The second lens is to model an embrace of ambiguity in solving hard problems. In a particular case study I dissected, one innovative company defined tolerance for ambiguity as a core bedrock of their culture and critical enabler of their creative process. In a time when so much of our world needs to be reimagined, and yet so little is predictable, we need leaders who are not afraid to acknowledge, own, and wrestle with uncertainty, whether it is their own or others’. We need leaders who are okay with uncovering more questions for every possible answer we come up with in the process of creating systemic change. While our culture has idealized the notion of a confident, invulnerable leader, in this day and age, I believe the most credible leaders are those who are candid about their uncertainties and gaps of expertise while pursuing better questions and collaborative solutions.

The third lens is to practice disciplined and systematic inquiry, as both a mindset and a process. In my previous work with schools in Indonesia, one of my foundation’s most important theories of change was that inquiry-based learning, as opposed to the dominant deductive methods of schooling that have been widely adopted over the past few centuries, would best prepare young learners and their learning guardians to thrive in an increasingly volatile, uncertain world. It goes without question that I am a huge proponent of the power of inquiry, yet still I find it extremely difficult to apply this to my own life.

As I write now, I’ve come to realize that the season I’m in currently is a season of questions more than it is a season of answers—and that’s intentional. This does not mean that I take a laissez-faire approach to my educational and professional journey. Rather, borrowing principles from the design thinking world, I can commit myself to cycles of divergent and convergent inquiry. While they are not mutually exclusive, I have decided that my first semester will be primarily one of open-ended exploration and gathering of questions, while in my second semester I will start to put a few structured hypotheses to the test.

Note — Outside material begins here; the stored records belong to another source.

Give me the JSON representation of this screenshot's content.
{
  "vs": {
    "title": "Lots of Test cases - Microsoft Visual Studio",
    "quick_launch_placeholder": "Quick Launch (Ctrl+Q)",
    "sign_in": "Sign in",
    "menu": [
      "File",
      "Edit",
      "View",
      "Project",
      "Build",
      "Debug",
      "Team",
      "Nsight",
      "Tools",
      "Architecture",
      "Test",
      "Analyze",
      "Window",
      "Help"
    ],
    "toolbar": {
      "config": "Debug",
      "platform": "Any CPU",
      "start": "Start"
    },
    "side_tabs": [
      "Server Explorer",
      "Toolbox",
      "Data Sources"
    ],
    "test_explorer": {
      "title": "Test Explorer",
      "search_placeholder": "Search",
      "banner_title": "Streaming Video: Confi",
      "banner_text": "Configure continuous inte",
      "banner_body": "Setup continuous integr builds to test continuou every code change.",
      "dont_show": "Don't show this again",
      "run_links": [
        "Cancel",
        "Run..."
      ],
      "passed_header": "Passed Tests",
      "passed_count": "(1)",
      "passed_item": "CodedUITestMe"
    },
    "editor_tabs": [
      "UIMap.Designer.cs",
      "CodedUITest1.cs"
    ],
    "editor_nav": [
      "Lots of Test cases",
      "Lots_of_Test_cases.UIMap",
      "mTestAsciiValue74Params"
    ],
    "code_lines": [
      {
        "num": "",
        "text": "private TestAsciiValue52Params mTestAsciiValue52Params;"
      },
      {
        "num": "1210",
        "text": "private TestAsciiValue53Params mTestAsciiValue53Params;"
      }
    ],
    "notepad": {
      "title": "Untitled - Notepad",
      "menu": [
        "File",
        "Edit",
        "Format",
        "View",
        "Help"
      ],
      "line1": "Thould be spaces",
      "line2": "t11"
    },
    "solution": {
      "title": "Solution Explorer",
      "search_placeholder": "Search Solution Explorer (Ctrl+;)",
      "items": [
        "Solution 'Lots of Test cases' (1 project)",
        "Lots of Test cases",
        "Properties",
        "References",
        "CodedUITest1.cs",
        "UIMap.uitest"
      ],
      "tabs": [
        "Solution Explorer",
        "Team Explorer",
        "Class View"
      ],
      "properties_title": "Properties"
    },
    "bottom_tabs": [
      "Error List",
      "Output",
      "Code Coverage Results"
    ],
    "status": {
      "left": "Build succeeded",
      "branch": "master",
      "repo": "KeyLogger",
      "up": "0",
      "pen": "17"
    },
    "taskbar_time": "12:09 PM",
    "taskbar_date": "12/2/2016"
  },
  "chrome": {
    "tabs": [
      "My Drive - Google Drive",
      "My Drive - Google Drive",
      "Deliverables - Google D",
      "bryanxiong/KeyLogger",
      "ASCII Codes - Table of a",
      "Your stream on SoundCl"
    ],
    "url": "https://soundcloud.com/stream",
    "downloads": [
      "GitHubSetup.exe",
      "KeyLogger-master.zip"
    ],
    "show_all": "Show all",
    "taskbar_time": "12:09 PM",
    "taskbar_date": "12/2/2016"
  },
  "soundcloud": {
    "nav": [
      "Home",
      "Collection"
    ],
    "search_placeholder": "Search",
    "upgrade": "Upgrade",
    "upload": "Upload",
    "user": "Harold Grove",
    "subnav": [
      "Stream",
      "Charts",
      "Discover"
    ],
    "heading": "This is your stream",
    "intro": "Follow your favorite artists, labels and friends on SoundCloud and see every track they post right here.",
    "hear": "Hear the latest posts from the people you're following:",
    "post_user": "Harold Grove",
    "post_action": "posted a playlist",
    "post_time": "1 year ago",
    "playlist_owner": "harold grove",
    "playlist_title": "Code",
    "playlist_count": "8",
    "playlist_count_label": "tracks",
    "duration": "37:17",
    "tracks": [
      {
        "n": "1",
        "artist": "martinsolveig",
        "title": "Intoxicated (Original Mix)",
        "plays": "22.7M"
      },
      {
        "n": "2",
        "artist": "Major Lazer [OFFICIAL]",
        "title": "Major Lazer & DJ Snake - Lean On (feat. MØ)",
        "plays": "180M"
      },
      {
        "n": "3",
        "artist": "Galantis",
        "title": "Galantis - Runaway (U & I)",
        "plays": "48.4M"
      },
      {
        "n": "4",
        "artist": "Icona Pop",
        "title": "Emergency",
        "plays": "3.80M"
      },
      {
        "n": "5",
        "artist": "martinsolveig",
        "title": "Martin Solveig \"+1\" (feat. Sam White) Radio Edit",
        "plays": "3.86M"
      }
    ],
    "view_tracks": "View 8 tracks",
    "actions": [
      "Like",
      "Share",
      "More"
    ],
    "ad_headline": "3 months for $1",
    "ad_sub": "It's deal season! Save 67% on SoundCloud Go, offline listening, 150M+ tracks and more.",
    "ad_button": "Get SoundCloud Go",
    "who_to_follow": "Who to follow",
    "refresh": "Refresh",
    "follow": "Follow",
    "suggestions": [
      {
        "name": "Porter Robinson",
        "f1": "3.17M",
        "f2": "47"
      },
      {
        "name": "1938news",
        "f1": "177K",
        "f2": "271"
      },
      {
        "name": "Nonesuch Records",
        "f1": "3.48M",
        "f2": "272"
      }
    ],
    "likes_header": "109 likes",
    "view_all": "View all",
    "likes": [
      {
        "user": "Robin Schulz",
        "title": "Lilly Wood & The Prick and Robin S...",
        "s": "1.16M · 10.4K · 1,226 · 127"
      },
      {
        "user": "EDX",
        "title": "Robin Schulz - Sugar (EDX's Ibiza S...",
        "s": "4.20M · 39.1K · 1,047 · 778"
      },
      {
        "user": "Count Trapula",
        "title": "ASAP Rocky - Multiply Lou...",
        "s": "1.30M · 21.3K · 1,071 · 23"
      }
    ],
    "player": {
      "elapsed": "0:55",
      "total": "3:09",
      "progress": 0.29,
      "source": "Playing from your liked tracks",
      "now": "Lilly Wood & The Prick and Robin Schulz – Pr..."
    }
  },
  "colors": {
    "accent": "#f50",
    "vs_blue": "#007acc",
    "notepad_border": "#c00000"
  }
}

There’s an uncomfortable yet productive tension that comes with the process of identity evolution as graduate students, yes, but truly as humans at-large. In the journey of leaving behind old permutations of self and moving toward new possibilities, we often live in the spaces “in between.” These threshold spaces can be disorienting—dizzying even—but they are also the birthplaces of incredible transformation and hope. I’m aware that my fellow classmates and I occupy a unique space in the midst of a unique period in world history. I am determined to be a keen observer and engaged participant in the unique forms of creation and transformation that can take place in such times.

At the end of the day, I’m still not 100 percent sure—not even 80 or 60 percent sure—what it is exactly I plan to do with this one wild and precious life of mine. I’m not sure what the world will be like when I graduate or the kind of leader Felicia will be two years from now. I do have a general direction I am pursuing, a few lines and lenses of inquiry I have committed to, and a set of hypotheses that continue to evolve daily. For now, I’m content to trust I am where I am supposed to be.